    — One of the most important “rituals” of the Agile. It consists of explanation and estimation of tickets (using scrum poker) and make sure that you and developers / QA understand what can be done. We use scrum poker, so the developers can’t be biased by their skill and knowledge, while estimating the tasks. Let’s say senior developer thinks the task is easy and estimates it for 1 hour (1 story point, no matter), then if it’s not hidden by poker. The less experienced programmers will have a pressure to put down a number that is higher than displayed by developer.

    —  The importance of estimate is essential as it helps us and you to plan workload of teams, budgeting and project completion.

    Team retrospective
      — Very important part of the sprint. Where we discuss what was done, what you did successfully, what not so good and what you can improve. Each iteration your team should be better than a week/bi-week before. Usually it’s a “closed curtain party”, as we are dealing with internal team tensions, but from time to time, we invite clients to take part in the retro’s to have an impact in the importance of a project, give a goal, overview or just see how the team is doing.

    4.2. Backlog grooming

    Backlog grooming
      — Preparation of tasks, in a way, that YOU understand it. You should use the good old component, epic, task system to split tasks by logics.

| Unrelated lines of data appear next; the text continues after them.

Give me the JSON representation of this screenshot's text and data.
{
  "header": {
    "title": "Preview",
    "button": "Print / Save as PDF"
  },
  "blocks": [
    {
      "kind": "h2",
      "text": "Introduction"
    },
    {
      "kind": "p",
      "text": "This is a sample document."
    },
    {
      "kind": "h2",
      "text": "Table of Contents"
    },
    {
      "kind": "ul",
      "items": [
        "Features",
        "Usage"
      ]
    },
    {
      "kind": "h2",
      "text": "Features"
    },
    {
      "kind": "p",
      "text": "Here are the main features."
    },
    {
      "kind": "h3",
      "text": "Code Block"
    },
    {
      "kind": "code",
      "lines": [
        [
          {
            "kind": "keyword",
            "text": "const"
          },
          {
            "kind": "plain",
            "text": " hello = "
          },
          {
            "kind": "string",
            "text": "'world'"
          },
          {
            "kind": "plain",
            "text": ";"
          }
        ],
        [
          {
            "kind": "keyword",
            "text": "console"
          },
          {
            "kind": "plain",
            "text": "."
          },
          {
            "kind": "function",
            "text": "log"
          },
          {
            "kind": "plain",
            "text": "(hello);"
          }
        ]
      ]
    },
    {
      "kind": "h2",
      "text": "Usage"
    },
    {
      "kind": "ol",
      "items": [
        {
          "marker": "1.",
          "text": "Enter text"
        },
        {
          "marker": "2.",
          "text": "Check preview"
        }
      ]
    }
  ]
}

Based on that you have to write a user story to each task and an approximate “To Do” as you understand it.

    Sprint grooming
    — Includes working with client priorities and setting the sprint goals from the business perspective. (Example — the client wants to have a learning module to be first on a staging server so they can finalize the requirements by that module to the third-party supplier, etc.)

    4.3. Weekly Demo

    Weekly demo
    - It is the most important meeting from the clients perspective —  each week showing the progress on a real device or by sharing the screen for the completed job with comments and guiding through the issues. Based on that, client can correct the team / PM’s work by setting the priorities and giving a feedback.

    Next sprint
    - By the end of a demo we indicate the next goals for upcoming sprint (module or functionality, that you would face on), for the client to be informed and QA team to be prepared.